● Task inputs:
*** Block opens ***

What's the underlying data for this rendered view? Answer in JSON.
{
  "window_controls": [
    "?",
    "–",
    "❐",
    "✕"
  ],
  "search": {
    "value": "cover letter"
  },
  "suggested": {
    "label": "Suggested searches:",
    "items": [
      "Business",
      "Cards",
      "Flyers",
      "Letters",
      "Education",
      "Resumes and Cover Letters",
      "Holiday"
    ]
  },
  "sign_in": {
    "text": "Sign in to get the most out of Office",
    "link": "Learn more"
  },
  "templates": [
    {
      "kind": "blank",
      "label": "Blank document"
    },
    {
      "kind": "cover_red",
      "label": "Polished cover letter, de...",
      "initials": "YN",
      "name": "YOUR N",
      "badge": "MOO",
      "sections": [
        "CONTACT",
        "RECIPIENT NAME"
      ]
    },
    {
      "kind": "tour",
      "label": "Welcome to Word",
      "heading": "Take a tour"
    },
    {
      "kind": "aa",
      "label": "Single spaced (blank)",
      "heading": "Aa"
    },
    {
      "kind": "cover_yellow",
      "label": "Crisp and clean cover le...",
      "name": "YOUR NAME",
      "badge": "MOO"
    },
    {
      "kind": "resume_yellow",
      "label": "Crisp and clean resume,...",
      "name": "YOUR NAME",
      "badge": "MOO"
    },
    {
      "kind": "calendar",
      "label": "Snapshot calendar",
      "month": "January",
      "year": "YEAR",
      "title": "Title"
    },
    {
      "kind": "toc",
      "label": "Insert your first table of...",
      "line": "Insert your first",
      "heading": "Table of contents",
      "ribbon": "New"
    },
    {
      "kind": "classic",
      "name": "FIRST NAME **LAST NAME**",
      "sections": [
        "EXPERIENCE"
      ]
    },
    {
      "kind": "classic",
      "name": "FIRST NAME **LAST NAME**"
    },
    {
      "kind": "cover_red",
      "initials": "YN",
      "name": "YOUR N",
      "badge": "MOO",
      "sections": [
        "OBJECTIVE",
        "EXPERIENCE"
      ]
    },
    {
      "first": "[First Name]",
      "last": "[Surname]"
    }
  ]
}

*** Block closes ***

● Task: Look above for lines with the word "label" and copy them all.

● Task solution:
    "label": "Suggested searches:",
      "label": "Blank document"
      "label": "Polished cover letter, de...",
      "label": "Welcome to Word",
      "label": "Single spaced (blank)",
      "label": "Crisp and clean cover le...",
      "label": "Crisp and clean resume,...",
      "label": "Snapshot calendar",
      "label": "Insert your first table of...",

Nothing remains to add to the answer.